━━━━━ Data extract ━━━━━
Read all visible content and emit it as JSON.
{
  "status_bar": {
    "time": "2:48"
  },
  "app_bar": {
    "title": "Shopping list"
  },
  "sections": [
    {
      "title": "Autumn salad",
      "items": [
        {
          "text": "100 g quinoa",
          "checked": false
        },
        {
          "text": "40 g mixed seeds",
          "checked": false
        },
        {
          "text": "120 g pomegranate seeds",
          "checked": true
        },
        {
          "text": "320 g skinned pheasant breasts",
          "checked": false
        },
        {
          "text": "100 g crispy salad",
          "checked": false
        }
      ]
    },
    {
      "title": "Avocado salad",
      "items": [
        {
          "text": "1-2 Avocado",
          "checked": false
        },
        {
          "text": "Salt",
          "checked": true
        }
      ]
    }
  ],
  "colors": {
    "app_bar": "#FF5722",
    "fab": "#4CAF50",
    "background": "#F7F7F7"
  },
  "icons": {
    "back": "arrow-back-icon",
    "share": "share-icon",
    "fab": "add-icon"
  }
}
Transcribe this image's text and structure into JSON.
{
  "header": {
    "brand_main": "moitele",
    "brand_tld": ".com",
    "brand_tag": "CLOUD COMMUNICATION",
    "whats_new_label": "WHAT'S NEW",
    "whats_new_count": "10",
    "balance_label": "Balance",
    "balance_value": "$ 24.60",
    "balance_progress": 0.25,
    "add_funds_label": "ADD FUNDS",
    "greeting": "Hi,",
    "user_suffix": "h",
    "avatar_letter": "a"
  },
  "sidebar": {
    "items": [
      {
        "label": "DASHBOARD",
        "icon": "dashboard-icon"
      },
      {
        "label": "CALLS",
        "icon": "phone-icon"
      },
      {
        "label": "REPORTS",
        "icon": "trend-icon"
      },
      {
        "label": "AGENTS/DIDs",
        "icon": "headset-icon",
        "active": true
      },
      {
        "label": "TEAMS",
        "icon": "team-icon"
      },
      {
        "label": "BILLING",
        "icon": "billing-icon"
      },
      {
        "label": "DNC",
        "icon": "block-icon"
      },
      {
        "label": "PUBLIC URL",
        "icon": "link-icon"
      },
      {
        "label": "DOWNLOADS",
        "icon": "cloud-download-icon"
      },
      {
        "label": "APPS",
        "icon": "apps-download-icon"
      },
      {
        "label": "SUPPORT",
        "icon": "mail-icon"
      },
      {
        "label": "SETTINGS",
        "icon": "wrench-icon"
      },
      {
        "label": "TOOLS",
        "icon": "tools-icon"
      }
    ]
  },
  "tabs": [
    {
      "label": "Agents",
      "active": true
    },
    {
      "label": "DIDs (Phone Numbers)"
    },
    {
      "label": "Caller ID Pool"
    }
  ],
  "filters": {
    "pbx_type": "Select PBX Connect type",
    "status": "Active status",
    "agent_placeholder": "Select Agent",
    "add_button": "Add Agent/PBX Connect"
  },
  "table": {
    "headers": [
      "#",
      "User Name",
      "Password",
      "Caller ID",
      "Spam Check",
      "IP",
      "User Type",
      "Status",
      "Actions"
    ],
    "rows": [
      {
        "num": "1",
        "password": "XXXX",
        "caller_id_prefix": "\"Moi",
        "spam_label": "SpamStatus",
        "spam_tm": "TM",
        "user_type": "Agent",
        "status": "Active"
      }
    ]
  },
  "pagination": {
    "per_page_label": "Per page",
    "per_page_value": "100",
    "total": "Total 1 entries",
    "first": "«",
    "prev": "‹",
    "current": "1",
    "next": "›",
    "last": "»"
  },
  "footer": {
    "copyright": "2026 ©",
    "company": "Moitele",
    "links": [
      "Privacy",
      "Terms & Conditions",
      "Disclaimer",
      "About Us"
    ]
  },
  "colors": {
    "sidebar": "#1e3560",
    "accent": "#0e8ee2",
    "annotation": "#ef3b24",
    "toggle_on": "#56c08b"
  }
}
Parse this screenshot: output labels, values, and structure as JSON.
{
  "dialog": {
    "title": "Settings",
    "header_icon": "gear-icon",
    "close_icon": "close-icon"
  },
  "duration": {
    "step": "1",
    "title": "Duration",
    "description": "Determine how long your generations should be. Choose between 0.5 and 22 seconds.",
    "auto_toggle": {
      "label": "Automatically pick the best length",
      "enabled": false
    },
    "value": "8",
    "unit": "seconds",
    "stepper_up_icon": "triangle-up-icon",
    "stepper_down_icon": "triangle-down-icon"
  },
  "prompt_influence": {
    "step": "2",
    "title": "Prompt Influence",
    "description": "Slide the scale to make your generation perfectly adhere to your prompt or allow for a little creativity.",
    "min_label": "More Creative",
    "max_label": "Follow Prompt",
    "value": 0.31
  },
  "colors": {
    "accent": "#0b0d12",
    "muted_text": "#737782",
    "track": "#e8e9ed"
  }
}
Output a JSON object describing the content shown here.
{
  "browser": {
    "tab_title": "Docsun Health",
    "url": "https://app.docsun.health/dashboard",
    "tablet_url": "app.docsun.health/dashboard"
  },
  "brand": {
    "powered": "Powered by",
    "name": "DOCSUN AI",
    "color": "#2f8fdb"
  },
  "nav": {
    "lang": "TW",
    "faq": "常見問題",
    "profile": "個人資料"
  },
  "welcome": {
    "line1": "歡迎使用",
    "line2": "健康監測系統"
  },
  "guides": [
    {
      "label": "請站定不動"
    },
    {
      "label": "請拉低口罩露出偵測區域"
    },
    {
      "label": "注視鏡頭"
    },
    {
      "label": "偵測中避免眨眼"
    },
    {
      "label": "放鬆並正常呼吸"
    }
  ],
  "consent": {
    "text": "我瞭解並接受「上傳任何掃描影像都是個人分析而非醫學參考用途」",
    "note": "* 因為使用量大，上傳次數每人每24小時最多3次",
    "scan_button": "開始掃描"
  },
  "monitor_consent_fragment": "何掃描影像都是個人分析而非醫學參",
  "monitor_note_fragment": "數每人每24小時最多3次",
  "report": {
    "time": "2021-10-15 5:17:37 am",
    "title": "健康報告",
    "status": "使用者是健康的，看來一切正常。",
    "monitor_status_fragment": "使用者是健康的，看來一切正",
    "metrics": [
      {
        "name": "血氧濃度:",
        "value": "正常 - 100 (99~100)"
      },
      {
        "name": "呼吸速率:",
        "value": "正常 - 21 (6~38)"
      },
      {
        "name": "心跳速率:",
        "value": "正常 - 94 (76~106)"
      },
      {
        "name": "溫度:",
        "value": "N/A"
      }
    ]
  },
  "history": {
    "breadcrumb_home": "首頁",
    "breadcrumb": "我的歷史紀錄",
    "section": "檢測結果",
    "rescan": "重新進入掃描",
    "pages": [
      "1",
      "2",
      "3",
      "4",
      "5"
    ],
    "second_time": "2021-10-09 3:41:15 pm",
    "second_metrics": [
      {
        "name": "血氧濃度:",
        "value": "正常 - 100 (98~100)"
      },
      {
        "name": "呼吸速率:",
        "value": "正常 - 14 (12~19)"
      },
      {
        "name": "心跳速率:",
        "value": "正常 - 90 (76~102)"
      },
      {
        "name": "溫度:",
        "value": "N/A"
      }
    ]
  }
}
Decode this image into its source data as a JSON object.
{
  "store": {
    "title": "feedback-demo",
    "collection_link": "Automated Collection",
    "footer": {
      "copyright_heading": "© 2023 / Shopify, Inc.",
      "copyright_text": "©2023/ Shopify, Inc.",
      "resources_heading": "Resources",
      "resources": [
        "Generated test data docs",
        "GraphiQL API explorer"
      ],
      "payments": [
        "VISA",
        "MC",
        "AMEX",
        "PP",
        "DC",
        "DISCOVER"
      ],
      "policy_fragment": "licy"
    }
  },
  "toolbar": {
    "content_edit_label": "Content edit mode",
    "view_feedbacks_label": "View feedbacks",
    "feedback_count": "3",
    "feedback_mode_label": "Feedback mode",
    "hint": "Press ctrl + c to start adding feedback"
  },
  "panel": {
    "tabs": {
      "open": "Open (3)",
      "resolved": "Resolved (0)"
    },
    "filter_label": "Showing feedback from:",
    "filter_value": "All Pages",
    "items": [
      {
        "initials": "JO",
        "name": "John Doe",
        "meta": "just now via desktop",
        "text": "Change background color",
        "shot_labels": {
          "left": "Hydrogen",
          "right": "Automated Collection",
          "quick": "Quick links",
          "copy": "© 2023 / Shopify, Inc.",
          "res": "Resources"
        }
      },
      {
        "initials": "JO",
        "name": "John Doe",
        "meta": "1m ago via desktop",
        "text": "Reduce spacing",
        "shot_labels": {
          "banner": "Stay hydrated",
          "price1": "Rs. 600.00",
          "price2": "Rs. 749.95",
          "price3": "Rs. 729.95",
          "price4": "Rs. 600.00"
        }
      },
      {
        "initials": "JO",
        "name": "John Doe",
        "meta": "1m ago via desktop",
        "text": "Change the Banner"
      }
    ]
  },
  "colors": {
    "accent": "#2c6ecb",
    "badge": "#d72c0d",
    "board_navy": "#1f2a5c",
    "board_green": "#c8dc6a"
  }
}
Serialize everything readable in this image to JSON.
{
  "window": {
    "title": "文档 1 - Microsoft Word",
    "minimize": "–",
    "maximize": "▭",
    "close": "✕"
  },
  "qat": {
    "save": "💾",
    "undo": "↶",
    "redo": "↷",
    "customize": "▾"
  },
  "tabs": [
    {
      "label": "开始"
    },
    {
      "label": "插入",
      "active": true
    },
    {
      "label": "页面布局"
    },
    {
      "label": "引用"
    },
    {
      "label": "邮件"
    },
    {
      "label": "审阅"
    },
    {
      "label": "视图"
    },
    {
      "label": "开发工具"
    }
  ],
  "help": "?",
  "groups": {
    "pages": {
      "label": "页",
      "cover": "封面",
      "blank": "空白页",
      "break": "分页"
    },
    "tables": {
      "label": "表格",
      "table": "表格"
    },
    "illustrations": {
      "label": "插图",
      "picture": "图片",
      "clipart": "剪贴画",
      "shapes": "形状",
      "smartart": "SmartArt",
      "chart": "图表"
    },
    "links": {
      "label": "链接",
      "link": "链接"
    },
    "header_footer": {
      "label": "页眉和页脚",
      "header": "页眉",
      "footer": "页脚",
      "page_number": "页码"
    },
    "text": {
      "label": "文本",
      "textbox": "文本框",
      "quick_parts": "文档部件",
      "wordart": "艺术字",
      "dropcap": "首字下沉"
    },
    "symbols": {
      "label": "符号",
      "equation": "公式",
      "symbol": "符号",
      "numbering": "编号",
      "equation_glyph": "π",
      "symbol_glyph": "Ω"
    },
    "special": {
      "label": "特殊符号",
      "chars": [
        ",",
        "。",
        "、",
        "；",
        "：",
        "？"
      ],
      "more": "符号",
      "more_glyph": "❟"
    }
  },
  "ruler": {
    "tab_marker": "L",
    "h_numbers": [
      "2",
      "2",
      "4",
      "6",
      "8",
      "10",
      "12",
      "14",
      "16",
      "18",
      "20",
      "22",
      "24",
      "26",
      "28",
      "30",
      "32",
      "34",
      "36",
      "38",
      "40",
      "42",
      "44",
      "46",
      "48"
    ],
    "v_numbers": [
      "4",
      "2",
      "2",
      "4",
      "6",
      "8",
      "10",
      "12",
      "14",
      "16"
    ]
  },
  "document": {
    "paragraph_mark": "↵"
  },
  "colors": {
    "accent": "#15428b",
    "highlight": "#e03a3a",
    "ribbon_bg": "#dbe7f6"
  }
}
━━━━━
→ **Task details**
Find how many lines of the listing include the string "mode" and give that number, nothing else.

→ **Expected answer**
2